Beatrice in "Much Ado About Nothing," by William Shakespeare, is unlike any other women in the play, especially Hero. Unlike Hero, who obeys the sexist laws of society, Beatrice is witty, outspoken, and sarcastic. Despite living in a time period ruled by men, she refuses to fall into the norm of society. Marriage defined social class for women during this time, so it was important for girls to get married so they could have an acceptable life. Beatrice hated that marriage defined a woman, which made her stand out among the other women in the play. Beatrice's character symbolizes independence and courage that women of this time lacked. .
Although Beatrice's boldness is what makes her stand out the most, some people may portray her as a bitch.

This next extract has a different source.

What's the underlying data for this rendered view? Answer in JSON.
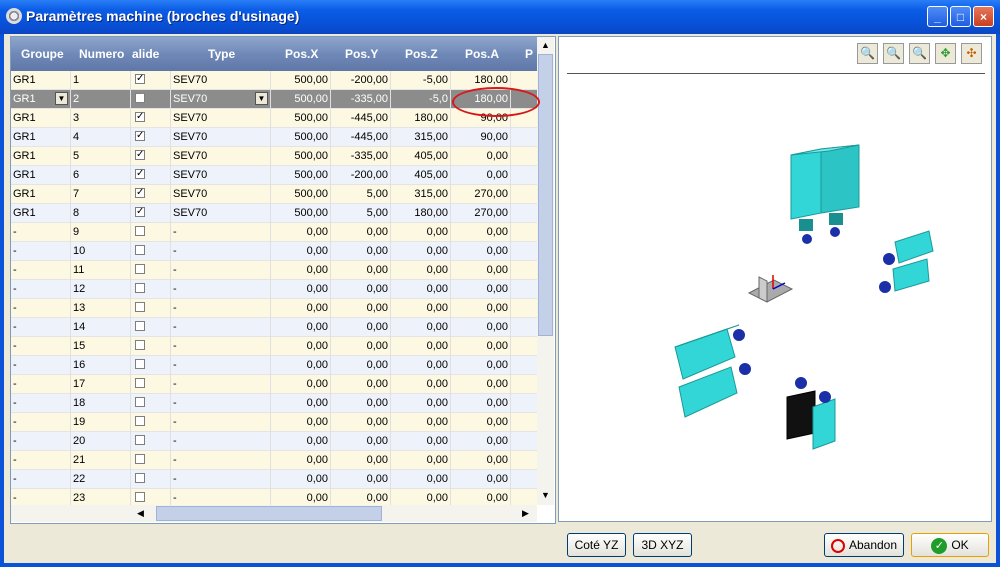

She can be stereotyped this because she is a women that is very dramatic and is not afraid to speak her mind. Beatrice uses her sarcastic and dramatic behavior to define herself in society but is also perceived negatively by many for this reason because she is passionate about her views and not afraid to stand her ground. Leonato even tells her "By my troth, niece, thou wilt never get thee a husband if thou be so shrewd of thy tongue" (2.1.16-17). Beatrice knows that she is happy without a husband and tells Leonato that she refuses to get married "till God make men of some other metal than earth" (2.1.59-60): This is an extremely bold statement for a women in this time period. Her assertiveness .
draws the attention of many feminists today, and they view her as a strong woman. Shakespeare allows Beatrice to be so outspoken to show how few women were like her. Many Shakespearian women are quiet and go along with whatever their husbands want, but not Beatrice. She is aware that marriage brings many risks with it, and doesn't want to be bossed around by a man for the rest of her life: "Would it not grieve a woman to be overmastered with a piece of valiant dust?" (2.